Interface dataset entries
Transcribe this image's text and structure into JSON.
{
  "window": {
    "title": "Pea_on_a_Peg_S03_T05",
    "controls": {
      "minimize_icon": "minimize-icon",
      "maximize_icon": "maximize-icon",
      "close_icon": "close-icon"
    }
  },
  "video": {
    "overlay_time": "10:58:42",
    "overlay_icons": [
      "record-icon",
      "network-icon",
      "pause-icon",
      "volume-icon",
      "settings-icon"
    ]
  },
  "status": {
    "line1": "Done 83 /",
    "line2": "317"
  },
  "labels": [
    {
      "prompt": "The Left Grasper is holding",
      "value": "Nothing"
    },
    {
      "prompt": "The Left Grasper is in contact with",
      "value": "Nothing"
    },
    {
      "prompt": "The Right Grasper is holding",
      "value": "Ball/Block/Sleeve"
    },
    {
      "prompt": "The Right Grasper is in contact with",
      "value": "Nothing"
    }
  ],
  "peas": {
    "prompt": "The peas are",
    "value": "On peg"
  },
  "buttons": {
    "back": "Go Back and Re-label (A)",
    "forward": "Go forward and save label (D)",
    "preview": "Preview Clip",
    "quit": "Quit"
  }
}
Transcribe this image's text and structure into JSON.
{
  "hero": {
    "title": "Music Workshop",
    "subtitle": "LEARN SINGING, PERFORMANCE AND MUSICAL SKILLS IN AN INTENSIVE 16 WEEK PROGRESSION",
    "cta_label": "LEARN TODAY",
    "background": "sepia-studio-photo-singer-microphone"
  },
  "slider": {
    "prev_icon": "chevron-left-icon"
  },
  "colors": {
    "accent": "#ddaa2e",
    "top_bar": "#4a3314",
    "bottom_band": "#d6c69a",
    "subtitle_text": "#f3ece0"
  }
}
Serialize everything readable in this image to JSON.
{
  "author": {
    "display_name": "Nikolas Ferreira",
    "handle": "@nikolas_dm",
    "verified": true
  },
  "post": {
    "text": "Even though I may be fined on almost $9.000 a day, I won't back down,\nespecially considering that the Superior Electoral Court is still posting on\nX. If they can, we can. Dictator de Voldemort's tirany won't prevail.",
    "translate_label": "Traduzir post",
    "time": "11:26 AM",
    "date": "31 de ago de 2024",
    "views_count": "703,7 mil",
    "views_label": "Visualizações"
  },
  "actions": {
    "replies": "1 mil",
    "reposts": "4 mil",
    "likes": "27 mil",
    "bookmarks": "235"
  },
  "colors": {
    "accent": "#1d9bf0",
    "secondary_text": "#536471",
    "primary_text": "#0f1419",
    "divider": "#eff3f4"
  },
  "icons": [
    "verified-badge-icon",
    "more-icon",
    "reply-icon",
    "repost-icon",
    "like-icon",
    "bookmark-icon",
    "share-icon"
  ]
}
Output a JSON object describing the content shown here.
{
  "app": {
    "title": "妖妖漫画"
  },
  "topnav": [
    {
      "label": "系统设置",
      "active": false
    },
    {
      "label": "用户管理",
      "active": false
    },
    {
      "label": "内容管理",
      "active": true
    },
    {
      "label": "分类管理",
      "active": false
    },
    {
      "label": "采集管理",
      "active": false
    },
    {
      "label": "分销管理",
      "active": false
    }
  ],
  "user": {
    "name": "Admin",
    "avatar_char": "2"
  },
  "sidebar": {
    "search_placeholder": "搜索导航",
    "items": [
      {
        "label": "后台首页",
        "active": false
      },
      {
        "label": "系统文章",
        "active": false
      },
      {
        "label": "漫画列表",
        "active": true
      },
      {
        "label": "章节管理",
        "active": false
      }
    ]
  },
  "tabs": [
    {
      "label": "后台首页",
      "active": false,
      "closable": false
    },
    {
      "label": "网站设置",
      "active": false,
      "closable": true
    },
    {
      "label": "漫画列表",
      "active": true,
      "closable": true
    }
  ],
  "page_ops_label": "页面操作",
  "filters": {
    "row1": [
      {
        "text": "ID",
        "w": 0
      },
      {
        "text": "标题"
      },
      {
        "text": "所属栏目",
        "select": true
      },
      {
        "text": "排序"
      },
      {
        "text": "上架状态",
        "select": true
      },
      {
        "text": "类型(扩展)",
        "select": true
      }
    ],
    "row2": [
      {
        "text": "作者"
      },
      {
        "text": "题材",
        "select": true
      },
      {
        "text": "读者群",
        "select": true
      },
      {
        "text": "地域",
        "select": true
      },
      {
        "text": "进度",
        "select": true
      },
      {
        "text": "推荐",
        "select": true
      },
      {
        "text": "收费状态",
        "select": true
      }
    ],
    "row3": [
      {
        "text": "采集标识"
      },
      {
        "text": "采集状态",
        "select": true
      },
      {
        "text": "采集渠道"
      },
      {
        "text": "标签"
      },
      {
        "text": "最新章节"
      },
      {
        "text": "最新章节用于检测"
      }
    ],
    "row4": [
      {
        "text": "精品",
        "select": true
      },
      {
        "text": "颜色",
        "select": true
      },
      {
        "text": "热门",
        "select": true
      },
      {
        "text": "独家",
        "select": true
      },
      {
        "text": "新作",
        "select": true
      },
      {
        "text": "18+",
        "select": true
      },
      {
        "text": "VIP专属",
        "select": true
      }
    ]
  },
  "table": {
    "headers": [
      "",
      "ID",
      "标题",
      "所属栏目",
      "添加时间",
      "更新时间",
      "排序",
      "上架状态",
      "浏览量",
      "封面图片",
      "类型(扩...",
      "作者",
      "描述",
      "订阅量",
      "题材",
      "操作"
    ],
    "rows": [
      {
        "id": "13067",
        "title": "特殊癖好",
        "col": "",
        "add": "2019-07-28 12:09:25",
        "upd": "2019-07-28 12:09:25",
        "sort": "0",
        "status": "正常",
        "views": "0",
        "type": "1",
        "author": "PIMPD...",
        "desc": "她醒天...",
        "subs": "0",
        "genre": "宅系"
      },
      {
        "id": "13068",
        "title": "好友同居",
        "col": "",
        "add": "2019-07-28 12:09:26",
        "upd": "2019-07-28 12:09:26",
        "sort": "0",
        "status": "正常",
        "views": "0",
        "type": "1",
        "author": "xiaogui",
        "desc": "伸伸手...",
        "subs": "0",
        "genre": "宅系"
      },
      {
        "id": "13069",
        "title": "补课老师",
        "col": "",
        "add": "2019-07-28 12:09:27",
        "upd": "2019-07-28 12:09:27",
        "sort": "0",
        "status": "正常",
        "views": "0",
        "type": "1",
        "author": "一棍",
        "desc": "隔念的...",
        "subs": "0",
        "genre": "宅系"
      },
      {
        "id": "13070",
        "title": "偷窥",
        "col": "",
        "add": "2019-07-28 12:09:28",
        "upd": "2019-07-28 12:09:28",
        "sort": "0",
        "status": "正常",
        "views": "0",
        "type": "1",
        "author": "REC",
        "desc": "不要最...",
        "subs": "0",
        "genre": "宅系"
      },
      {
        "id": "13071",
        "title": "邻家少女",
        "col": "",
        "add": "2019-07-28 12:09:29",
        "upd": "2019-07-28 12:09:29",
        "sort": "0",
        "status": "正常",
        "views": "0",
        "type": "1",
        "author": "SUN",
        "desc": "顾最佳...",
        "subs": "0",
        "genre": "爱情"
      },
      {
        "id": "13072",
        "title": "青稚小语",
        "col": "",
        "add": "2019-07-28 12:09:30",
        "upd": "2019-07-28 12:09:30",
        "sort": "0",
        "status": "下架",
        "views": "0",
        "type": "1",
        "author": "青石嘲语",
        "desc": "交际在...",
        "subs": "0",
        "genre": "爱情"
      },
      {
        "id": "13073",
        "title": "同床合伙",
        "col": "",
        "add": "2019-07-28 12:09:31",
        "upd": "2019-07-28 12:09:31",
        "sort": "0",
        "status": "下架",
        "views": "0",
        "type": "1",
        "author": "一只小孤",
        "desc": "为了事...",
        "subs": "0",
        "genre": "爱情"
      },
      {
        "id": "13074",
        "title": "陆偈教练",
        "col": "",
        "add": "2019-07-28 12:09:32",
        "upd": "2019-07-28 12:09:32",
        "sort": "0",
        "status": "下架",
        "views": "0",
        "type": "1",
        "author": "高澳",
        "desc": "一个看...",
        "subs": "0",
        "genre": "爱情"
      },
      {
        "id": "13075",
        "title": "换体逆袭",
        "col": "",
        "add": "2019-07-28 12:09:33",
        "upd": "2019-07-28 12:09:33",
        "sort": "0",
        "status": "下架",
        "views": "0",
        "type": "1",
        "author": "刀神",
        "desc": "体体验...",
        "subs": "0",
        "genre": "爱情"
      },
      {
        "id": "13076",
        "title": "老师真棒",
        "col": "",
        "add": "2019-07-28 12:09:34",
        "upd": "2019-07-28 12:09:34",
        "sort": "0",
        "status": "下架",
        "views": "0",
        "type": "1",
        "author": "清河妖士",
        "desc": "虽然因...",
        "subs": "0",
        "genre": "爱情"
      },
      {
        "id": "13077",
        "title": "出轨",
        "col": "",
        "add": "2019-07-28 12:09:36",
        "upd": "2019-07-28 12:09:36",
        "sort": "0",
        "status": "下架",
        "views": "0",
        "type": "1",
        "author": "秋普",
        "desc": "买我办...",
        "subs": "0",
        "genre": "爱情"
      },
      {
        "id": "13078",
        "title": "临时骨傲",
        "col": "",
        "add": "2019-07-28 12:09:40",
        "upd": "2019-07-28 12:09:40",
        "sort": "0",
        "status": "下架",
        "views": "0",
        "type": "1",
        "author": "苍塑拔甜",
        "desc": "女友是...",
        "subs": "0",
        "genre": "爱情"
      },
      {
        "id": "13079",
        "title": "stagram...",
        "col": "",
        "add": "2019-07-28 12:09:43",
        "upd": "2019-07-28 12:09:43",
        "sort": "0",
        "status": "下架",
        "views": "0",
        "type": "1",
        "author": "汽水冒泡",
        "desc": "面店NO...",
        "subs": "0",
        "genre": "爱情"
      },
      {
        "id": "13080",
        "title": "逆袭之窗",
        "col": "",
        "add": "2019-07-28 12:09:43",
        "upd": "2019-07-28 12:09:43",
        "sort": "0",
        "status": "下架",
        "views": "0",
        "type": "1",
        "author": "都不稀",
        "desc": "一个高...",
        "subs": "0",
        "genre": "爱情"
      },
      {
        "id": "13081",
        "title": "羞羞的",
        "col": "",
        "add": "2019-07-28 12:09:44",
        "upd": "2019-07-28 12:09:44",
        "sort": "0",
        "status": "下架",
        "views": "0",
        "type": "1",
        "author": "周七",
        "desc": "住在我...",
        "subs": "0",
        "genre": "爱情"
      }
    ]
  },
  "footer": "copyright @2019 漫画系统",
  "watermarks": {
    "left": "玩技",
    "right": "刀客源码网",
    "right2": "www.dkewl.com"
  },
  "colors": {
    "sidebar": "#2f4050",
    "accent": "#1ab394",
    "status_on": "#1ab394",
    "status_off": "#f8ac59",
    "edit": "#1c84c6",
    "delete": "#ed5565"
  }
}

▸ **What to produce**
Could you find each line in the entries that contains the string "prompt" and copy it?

▸ **Written response**
      "prompt": "The Left Grasper is holding",
      "prompt": "The Left Grasper is in contact with",
      "prompt": "The Right Grasper is holding",
      "prompt": "The Right Grasper is in contact with",
    "prompt": "The peas are",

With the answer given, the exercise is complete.